__About this exercise__
Type out each record word for word. Pictures stay out.

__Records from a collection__
________
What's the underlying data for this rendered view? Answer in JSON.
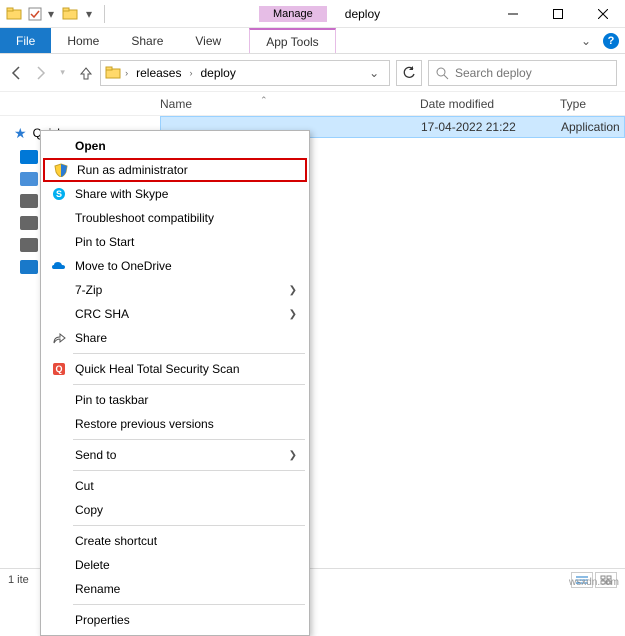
{
  "titlebar": {
    "manage_label": "Manage",
    "title": "deploy"
  },
  "ribbon": {
    "file": "File",
    "home": "Home",
    "share": "Share",
    "view": "View",
    "app_tools": "App Tools"
  },
  "address": {
    "crumbs": [
      "releases",
      "deploy"
    ]
  },
  "search": {
    "placeholder": "Search deploy"
  },
  "columns": {
    "name": "Name",
    "date": "Date modified",
    "type": "Type"
  },
  "sidebar": {
    "quick_access": "Quick access"
  },
  "files": [
    {
      "name": "",
      "date": "17-04-2022 21:22",
      "type": "Application"
    }
  ],
  "context_menu": {
    "open": "Open",
    "run_as_admin": "Run as administrator",
    "share_skype": "Share with Skype",
    "troubleshoot": "Troubleshoot compatibility",
    "pin_start": "Pin to Start",
    "onedrive": "Move to OneDrive",
    "sevenzip": "7-Zip",
    "crc_sha": "CRC SHA",
    "share": "Share",
    "quick_heal": "Quick Heal Total Security Scan",
    "pin_taskbar": "Pin to taskbar",
    "restore": "Restore previous versions",
    "send_to": "Send to",
    "cut": "Cut",
    "copy": "Copy",
    "shortcut": "Create shortcut",
    "delete": "Delete",
    "rename": "Rename",
    "properties": "Properties"
  },
  "status": {
    "text": "1 ite"
  },
  "watermark": "wsxdn.com"
}
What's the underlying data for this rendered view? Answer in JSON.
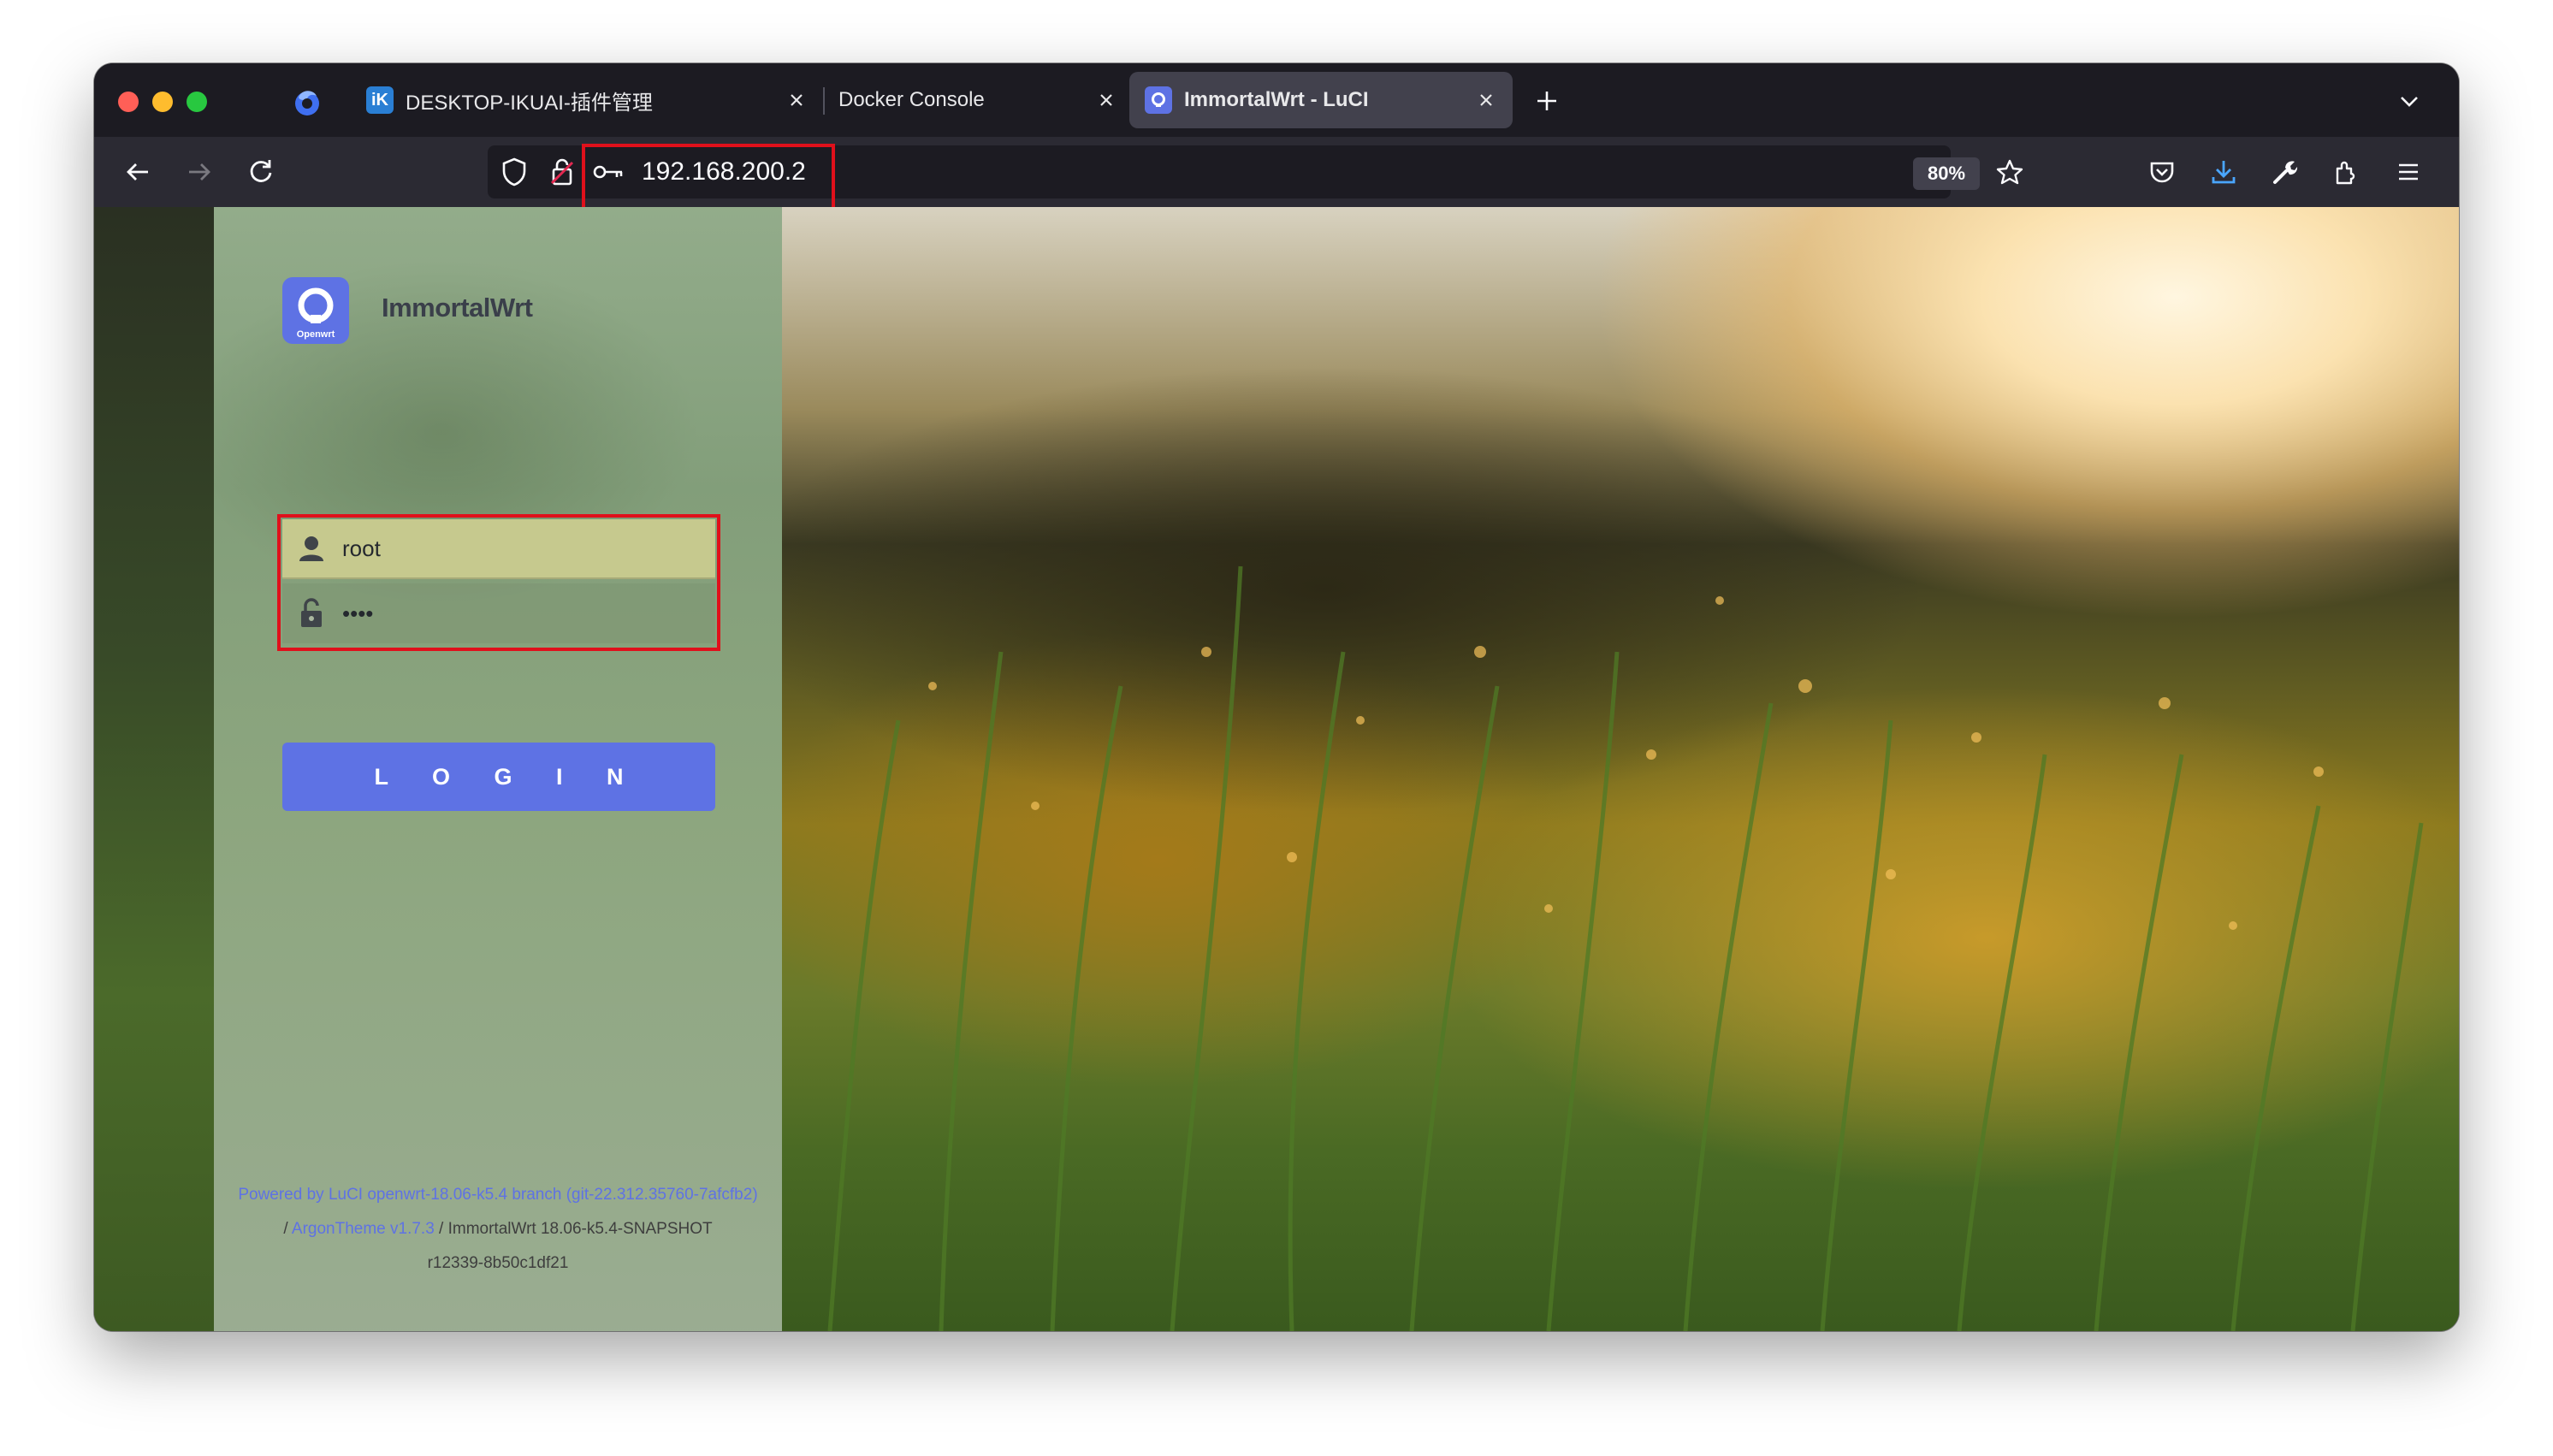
{
  "browser": {
    "tabs": [
      {
        "title": "DESKTOP-IKUAI-插件管理",
        "favicon": "ikuai-icon",
        "active": false
      },
      {
        "title": "Docker Console",
        "favicon": "",
        "active": false
      },
      {
        "title": "ImmortalWrt - LuCI",
        "favicon": "openwrt-icon",
        "active": true
      }
    ],
    "address": "192.168.200.2",
    "zoom": "80%",
    "accent_color": "#e0101b"
  },
  "login": {
    "brand": "ImmortalWrt",
    "logo_caption": "Openwrt",
    "username_value": "root",
    "password_value": "••••",
    "button_label": "L O G I N",
    "accent_color": "#5e72e4",
    "footer": {
      "powered_by": "Powered by LuCI openwrt-18.06-k5.4 branch (git-22.312.35760-7afcfb2)",
      "theme_prefix": "/ ",
      "theme_link": "ArgonTheme v1.7.3",
      "firmware": " / ImmortalWrt 18.06-k5.4-SNAPSHOT",
      "revision": "r12339-8b50c1df21"
    }
  }
}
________
__Response box__
What's the underlying data for this rendered view? Answer in JSON.
{
  "titlebar": {
    "manage_label": "Manage",
    "title": "deploy"
  },
  "ribbon": {
    "file": "File",
    "home": "Home",
    "share": "Share",
    "view": "View",
    "app_tools": "App Tools"
  },
  "address": {
    "crumbs": [
      "releases",
      "deploy"
    ]
  },
  "search": {
    "placeholder": "Search deploy"
  },
  "columns": {
    "name": "Name",
    "date": "Date modified",
    "type": "Type"
  },
  "sidebar": {
    "quick_access": "Quick access"
  },
  "files": [
    {
      "name": "",
      "date": "17-04-2022 21:22",
      "type": "Application"
    }
  ],
  "context_menu": {
    "open": "Open",
    "run_as_admin": "Run as administrator",
    "share_skype": "Share with Skype",
    "troubleshoot": "Troubleshoot compatibility",
    "pin_start": "Pin to Start",
    "onedrive": "Move to OneDrive",
    "sevenzip": "7-Zip",
    "crc_sha": "CRC SHA",
    "share": "Share",
    "quick_heal": "Quick Heal Total Security Scan",
    "pin_taskbar": "Pin to taskbar",
    "restore": "Restore previous versions",
    "send_to": "Send to",
    "cut": "Cut",
    "copy": "Copy",
    "shortcut": "Create shortcut",
    "delete": "Delete",
    "rename": "Rename",
    "properties": "Properties"
  },
  "status": {
    "text": "1 ite"
  },
  "watermark": "wsxdn.com"
}
What's the underlying data for this rendered view? Answer in JSON.
{
  "browser": {
    "tabs": [
      {
        "title": "DESKTOP-IKUAI-插件管理",
        "favicon": "ikuai-icon",
        "active": false
      },
      {
        "title": "Docker Console",
        "favicon": "",
        "active": false
      },
      {
        "title": "ImmortalWrt - LuCI",
        "favicon": "openwrt-icon",
        "active": true
      }
    ],
    "address": "192.168.200.2",
    "zoom": "80%",
    "accent_color": "#e0101b"
  },
  "login": {
    "brand": "ImmortalWrt",
    "logo_caption": "Openwrt",
    "username_value": "root",
    "password_value": "••••",
    "button_label": "L O G I N",
    "accent_color": "#5e72e4",
    "footer": {
      "powered_by": "Powered by LuCI openwrt-18.06-k5.4 branch (git-22.312.35760-7afcfb2)",
      "theme_prefix": "/ ",
      "theme_link": "ArgonTheme v1.7.3",
      "firmware": " / ImmortalWrt 18.06-k5.4-SNAPSHOT",
      "revision": "r12339-8b50c1df21"
    }
  }
}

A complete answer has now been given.